Mosquito control district warns residents of viruses

After indicators of West Nile virus and St. Louis Encephalitis were found in local communities, Delta Mosquito and Vector control urges citizens to take caution against mosquitoes

Karis Caddell
Published July 11, 2023  • 
6:00 pm

VISALIA – Delta Mosquito and Vector Control is advising residents to repel their chances of contracting West Nile virus and St. Louis Encephalitis after positive samples were found in mosquitoes in the area.

Announced on July 10, Delta Mosquito and Vector Control District found positive tests in multiple locations for the West Nile virus and St. Louis Encephalitis. Vector control is warning residents to minimize their chances of infection by taking precautions against mosquitoes.

Thus far, the Delta Mosquito and Vector Control District reported a total of eight mosquito samples that have tested positive for West Nile virus (WNV) and one positive test for St. Louis Encephalitis virus (SLEV). The positive SLEV mosquito sample was collected from one location in Visalia, and WNV positive mosquito samples were collected from eight locations in Visalia, Dinuba and Farmersville.

The St. Louis Encephalitis virus, and West Nile virus, are transmitted to people and animals through the bite of an infected female mosquito. Mosquitoes become infected when they feed on infected birds.

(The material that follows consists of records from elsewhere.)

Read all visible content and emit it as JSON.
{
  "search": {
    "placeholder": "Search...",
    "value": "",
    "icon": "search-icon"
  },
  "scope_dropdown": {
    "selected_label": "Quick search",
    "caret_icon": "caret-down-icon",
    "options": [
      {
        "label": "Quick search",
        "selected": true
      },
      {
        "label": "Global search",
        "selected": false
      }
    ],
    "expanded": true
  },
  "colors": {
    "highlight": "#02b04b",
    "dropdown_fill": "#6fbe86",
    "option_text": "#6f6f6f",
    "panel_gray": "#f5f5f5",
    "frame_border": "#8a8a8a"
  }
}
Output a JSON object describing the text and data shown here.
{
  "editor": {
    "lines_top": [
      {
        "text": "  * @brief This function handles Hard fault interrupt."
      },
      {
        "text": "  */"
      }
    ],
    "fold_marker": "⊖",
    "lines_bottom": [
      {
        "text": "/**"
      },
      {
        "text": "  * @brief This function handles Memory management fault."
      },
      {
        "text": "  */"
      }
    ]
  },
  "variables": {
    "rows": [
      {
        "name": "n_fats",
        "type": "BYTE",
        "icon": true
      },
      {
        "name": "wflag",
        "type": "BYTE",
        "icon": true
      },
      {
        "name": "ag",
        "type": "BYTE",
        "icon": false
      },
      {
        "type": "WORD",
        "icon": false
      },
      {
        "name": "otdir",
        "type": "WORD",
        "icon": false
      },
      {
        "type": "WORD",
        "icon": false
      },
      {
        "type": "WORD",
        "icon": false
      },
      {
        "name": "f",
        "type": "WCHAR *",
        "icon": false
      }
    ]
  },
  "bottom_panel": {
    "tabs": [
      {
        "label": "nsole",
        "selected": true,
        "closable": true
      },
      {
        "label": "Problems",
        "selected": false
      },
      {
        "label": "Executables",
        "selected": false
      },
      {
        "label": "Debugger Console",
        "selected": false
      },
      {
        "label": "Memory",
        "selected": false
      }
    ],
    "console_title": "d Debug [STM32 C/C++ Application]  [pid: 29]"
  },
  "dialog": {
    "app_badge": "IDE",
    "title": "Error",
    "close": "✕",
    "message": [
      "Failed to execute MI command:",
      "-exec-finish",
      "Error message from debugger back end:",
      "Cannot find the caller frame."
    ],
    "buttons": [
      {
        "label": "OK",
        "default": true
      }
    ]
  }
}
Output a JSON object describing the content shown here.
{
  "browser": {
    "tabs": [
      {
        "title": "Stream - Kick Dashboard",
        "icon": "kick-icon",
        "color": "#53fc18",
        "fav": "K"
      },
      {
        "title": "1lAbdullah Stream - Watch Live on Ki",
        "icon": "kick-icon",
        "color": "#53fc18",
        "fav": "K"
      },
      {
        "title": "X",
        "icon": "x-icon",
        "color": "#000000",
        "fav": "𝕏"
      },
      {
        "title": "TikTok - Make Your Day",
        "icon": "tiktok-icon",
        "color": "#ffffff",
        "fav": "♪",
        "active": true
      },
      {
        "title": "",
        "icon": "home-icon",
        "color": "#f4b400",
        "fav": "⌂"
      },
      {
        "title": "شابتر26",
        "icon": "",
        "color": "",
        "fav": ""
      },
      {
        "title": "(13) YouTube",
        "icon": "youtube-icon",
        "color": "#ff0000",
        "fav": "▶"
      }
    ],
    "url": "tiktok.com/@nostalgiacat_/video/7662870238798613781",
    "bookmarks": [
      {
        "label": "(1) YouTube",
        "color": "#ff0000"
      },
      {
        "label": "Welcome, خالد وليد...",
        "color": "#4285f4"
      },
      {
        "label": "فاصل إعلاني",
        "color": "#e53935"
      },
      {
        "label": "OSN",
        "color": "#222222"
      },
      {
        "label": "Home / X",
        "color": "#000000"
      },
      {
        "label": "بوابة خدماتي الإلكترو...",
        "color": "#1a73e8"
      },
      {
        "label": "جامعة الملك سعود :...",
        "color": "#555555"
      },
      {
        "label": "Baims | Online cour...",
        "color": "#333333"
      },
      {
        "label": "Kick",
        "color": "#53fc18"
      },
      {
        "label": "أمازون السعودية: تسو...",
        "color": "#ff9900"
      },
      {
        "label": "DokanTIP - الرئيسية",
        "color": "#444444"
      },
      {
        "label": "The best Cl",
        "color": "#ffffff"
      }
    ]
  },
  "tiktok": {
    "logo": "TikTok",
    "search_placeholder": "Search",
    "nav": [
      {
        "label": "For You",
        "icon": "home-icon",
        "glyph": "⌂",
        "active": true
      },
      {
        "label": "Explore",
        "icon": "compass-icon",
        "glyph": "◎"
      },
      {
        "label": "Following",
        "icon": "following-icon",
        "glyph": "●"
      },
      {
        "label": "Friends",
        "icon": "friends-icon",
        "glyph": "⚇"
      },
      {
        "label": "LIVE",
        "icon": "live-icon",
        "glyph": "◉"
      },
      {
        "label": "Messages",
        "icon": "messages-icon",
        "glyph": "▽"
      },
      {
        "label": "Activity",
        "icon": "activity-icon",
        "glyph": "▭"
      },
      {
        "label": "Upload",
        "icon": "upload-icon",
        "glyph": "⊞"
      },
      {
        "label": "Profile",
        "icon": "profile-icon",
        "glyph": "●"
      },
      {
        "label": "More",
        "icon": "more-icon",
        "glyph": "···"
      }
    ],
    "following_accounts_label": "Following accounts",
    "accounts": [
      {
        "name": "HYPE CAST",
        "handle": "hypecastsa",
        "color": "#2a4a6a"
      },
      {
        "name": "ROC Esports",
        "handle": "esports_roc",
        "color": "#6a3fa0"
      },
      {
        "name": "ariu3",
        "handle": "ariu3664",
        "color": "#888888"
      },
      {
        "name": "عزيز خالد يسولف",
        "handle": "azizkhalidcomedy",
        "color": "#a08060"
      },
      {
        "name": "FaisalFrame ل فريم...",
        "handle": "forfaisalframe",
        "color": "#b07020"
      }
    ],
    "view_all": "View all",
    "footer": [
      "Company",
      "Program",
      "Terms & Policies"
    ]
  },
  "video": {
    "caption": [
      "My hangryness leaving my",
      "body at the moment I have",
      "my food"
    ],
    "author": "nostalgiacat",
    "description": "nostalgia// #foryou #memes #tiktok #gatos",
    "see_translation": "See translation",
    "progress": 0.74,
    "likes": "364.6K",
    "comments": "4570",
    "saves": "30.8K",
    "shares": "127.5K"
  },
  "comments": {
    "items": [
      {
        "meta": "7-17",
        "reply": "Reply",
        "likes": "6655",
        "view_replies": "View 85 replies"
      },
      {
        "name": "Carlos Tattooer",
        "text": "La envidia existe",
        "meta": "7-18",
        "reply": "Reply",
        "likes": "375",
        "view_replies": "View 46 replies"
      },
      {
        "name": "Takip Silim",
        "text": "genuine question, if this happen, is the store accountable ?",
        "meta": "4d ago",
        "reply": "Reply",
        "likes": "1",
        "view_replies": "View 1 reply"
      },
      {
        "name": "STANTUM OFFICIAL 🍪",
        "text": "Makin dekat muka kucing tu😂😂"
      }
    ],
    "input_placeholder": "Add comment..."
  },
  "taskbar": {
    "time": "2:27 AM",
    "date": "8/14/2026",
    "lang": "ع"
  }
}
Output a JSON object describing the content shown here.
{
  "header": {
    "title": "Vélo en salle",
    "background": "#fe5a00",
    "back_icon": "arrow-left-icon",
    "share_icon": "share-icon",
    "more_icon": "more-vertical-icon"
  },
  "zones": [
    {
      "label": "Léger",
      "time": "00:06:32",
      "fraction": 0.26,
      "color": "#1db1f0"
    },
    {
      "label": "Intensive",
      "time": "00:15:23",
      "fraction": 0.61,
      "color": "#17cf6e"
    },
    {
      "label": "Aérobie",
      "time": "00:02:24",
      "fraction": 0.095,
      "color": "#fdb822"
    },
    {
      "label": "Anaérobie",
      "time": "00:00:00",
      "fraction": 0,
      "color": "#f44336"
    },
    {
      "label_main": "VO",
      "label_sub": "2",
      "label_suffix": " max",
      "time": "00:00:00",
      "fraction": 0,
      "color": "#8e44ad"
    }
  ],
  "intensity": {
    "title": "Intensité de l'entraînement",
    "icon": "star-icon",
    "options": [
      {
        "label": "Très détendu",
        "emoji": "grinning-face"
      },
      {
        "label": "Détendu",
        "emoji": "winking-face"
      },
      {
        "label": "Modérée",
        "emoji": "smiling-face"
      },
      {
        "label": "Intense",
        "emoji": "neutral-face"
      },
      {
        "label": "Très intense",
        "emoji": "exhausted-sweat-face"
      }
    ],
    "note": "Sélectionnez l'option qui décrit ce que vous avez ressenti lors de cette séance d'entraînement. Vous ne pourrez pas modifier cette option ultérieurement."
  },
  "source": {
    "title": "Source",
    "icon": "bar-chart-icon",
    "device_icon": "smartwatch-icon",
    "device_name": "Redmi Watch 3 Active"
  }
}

After contracting the infection, the mosquitoes then spread SLEV and WNV to humans when they bite them.

While most infected people will have no symptoms, others will develop fever, headaches and body aches. Some cases require hospitalization and, in rare cases, death occurs. People with symptoms should contact their healthcare provider. Adults over 50 and those with compromised immune systems are at increased risk of serious complications.

“However, anyone who develops symptoms should seek medical care immediately,” the district stated in a news release.

After storms swept through California this year, stagnant water became a concern for Delta Mosquito and Vector Control District as West Nile virus-infected mosquitoes staked their claim in the Central Valley; worsened by the fact that mosquitoes lay eggs in stagnant water frequently, and not just one egg at a time. 

According to Dr. Mustapha Debboun from the Delta Mosquito & Vector Control District, a female mosquito can lay roughly 500 eggs at once. Residents may see mosquitoes gravitate to their homes if there is a lot of standing water or litter. The influx of water scattered throughout the area could possibly result in an increase in the mosquito population; however, the vector control district will be measuring that throughout the mosquito season.

Delta Mosquito and Vector Control District advices reducing the risk of contracting mosquito-borne diseases such as West Nile virus by following these guidelines:

  • Prevent mosquito bites by using an EPA-registered insect repellent when going outside around dawn and dusk, when these mosquitoes are most active. Follow the instructions listed on the EPA-registered insect repellent product label.
  • Cover up. Wear long sleeve shirts and long pants when mosquitoes are most active to reduce bites.
  • Check window and door screens to prevent mosquitoes from entering your home.
  • Reporting and testing dead birds is one way to check for the presence of West Nile virus in the environment.

The district also advises that residents prevent mosquitoes from the area around their home by doing the following:

  • Inspect yards for standing water sources. Drain water that collects under potted plants, bird baths, tires, and any other water-holding containers.
  • Screen the openings of lawn drains.
  • Clean and scrub pet dishes and water features weekly.
  • Swimming pools, ponds and fountains require working pumps and regular maintenance. Report neglected swimming pools anonymously to Delta Mosquito and Vector Control District for treatment.
  • Request free mosquitofish for backyard ponds, horse troughs, or neglected swimming pools. Free mosquitofish are available at the District office located in Visalia at 1737 W Houston Ave.

Every effort is being made to locate areas of standing water where mosquitoes may breed, including but not limited to catch basins, storm drain systems and neglected swimming pools. Neglected swimming pools continue to be a mosquito breeding issue in the District. Neglected swimming pools can be reported to the District anonymously for treatment at 559-732-8606.

Karis Caddell